A week or two ago, I was browsing Doughmonkey’s website to see what I was missing. The Goat Butter Caramelized Apple Strudel struck a chord, and I knew I would be attempting my own version in the near future. Because I like to play around with flavors, I wondered how a caramelized apple and goat cheese strudel would be, and decided it was worth a shot.
The first step, obviously, is caramelizing the apples. I thought that nice thick slices, à la tarte tatin, would be best, so I peeled two apples (they were Braeburns, I believe) and cut each into eight wedges, removing the core as I went. Meanwhile, I was melting butter and cassonade in a pan, so when the apples were prepped, they went straight into the hot butter/sugar mixture.
I cooked them over medium-low heat, turning them occasionally, until they were evenly browned on all sides.

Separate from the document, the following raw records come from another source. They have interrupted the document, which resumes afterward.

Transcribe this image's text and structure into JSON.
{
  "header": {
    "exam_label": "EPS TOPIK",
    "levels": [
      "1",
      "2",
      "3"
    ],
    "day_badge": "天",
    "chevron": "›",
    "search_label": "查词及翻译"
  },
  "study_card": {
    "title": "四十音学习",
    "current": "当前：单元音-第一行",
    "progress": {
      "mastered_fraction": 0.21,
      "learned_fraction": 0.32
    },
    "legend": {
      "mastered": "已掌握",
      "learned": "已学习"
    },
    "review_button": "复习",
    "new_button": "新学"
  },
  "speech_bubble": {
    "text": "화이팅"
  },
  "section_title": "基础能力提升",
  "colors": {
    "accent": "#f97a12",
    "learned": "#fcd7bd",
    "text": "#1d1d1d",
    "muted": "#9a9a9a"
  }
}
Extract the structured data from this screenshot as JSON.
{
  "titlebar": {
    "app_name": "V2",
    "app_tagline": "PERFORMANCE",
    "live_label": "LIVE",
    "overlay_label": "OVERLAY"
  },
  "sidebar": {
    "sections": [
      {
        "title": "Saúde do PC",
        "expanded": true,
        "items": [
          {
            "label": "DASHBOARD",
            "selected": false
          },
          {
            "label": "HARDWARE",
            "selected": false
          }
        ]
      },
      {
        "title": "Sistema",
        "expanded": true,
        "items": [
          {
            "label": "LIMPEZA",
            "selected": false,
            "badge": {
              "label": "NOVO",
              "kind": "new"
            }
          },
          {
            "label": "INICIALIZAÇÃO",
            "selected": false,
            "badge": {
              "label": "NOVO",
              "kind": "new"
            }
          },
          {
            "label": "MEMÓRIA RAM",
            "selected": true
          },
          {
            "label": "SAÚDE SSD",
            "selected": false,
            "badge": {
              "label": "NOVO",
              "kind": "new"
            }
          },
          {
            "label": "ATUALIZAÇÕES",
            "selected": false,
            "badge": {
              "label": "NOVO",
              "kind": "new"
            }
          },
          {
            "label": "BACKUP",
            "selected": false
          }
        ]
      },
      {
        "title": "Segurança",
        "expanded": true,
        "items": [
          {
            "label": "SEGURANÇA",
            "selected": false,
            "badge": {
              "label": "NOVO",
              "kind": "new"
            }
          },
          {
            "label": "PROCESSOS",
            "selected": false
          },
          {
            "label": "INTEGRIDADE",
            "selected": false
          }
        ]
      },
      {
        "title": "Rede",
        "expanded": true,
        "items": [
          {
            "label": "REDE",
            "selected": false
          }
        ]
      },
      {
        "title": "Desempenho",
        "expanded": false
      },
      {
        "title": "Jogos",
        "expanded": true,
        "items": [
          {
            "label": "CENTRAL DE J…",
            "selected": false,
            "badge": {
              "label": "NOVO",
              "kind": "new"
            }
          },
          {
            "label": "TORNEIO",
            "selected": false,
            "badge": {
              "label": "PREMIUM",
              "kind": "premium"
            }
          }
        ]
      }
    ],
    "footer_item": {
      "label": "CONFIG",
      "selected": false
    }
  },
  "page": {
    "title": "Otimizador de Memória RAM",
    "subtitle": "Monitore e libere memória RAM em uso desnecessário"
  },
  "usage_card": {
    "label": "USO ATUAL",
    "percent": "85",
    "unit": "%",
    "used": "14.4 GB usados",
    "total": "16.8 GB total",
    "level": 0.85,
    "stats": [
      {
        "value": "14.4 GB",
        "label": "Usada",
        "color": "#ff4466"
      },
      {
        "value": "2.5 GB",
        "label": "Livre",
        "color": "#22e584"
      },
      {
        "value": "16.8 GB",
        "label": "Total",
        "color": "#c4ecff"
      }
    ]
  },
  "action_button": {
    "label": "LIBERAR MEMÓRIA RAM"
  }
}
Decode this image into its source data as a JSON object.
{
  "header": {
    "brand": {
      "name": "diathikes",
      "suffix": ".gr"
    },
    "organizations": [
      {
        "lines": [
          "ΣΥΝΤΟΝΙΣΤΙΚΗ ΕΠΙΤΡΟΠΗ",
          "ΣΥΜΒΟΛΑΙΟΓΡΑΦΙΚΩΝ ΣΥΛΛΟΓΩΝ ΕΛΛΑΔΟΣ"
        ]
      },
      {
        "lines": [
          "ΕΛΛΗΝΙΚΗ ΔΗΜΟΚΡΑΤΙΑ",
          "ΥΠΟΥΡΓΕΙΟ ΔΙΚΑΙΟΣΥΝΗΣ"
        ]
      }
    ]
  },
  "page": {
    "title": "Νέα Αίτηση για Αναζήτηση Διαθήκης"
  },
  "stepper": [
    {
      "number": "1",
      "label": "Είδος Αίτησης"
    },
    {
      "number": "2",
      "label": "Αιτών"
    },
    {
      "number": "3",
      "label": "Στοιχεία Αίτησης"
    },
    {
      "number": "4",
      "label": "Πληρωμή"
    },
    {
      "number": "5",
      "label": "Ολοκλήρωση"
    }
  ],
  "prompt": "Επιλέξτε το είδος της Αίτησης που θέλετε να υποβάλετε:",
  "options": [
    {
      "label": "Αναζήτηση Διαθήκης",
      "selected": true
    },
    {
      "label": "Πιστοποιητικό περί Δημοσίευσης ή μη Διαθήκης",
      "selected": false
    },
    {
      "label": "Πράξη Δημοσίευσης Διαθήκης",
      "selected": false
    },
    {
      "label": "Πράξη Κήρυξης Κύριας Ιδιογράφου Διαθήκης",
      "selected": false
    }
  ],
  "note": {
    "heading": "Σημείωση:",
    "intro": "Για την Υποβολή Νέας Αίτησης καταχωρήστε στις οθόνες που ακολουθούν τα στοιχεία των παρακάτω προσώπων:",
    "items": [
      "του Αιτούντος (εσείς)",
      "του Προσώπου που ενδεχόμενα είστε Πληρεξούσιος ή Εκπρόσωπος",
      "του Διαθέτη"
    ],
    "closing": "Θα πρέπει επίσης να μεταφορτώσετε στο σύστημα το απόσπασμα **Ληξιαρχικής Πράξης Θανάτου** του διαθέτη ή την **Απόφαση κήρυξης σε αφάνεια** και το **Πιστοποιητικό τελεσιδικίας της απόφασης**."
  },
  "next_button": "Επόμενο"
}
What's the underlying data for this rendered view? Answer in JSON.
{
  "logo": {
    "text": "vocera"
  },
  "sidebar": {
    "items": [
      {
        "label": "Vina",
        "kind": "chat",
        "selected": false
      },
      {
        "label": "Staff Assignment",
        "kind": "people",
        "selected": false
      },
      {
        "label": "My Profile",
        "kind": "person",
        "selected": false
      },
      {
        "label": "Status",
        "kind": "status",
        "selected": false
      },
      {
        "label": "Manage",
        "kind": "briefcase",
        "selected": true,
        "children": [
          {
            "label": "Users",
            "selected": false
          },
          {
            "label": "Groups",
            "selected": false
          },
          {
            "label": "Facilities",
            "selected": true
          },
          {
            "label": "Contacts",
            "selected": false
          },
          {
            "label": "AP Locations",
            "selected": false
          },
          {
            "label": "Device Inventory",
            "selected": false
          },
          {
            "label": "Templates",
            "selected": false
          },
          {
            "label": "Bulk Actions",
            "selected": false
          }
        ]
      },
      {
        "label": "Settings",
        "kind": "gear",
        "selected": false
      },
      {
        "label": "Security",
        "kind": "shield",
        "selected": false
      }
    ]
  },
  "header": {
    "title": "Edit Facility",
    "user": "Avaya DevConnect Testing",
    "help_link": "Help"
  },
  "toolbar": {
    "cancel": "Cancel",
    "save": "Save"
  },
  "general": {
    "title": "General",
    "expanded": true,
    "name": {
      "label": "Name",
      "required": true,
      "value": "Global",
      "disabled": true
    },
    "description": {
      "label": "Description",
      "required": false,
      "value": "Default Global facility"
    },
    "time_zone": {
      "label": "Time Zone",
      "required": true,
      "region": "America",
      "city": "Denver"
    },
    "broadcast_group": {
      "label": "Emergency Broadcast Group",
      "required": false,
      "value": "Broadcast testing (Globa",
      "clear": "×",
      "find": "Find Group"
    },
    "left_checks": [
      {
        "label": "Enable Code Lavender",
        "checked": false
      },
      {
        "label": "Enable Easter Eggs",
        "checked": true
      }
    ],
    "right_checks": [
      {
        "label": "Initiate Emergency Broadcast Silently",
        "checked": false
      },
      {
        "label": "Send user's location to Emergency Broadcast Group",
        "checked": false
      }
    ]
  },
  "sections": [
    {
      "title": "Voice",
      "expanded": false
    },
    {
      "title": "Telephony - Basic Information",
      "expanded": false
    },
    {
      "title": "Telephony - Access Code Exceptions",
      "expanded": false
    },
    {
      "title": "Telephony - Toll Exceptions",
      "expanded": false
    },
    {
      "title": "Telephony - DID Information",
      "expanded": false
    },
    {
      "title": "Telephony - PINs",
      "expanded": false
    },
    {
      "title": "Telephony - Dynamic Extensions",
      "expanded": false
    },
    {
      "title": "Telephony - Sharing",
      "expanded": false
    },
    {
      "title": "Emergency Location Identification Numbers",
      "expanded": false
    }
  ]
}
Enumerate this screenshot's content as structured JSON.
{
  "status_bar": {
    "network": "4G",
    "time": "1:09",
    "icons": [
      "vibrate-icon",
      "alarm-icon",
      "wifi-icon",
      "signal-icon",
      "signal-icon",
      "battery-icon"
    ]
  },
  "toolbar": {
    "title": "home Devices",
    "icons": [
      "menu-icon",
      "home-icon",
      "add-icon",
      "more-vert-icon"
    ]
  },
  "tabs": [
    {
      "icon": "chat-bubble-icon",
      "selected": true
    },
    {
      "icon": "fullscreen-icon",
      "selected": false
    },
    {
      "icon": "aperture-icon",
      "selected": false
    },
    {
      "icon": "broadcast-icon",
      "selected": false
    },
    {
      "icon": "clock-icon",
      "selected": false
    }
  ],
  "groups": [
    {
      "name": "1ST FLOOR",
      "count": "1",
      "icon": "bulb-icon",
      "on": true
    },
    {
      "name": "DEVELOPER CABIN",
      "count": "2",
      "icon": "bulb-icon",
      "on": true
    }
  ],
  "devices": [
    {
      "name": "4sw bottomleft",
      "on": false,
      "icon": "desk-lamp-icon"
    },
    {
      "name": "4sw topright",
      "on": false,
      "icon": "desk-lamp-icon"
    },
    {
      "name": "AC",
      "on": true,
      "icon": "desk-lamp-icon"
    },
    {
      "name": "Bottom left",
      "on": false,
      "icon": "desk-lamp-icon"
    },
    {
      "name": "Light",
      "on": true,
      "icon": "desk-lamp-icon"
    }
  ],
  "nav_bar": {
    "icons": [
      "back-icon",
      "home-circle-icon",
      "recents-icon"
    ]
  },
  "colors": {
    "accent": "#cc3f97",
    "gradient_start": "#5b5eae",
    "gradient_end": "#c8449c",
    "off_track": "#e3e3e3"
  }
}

At this point I threw in another tablespoon or so of butter, to slow down the cooking and bump up the buttery flavor (let’s not forget the title of the dessert that inspired this one). I let them continue browning until they were deep golden brown in color, then removed the pan from the heat and let them cool.
I wasn’t about to try to make strudel dough on my own, but I know from experience that it is similar enough to phyllo dough that the latter can easily substitute. At the store I found phyllo without a problem, and next to it were packages of brick paper (feuilles de brick), a thin pastry dough which I believe is North African in origin. It is quite similar to phyllo dough, but slightly easier to work with and perhaps even closer in texture to the strudel dough I was trying to emulate. since brick paper is sold in round sheets, I had to figure out what shape I wanted the final dessert to be. I decided that triangles would be easy and less likely to involve a huge mess than a roll- or beggar’s purse- shaped pastry was. So I cut the circle of dough in half, brushed it with butter (and when I say “brushed,” I mean “smeared with my fingers,” since I don’t have a pastry brush yet), and folded it in half lengthwise. I placed two pieces of caramelized apple at one end of the resulting strip and topped them with a dollop of fresh goat cheese.
Then I folded it up, spanakopita-style, into a neat little triangle. Note: this was just the right amount of filling – any more, and I would have had real trouble getting the dough to fold all the way around it.
I debated frying them in butter on the stove, but ended up opting for the less greasy (and cleaner) baking method for cooking my apple-goat cheese triangles.
They came out smashingly. The crisp pastry surrounding the buttery-soft caramelized apples and the gently tangy goat cheese worked really well together. We ate them unadorned, and enjoyed them quite a bit, but an apple gastrique sauce and a scoop of vanilla or cinnamon ice cream would have pushed these babies over the top.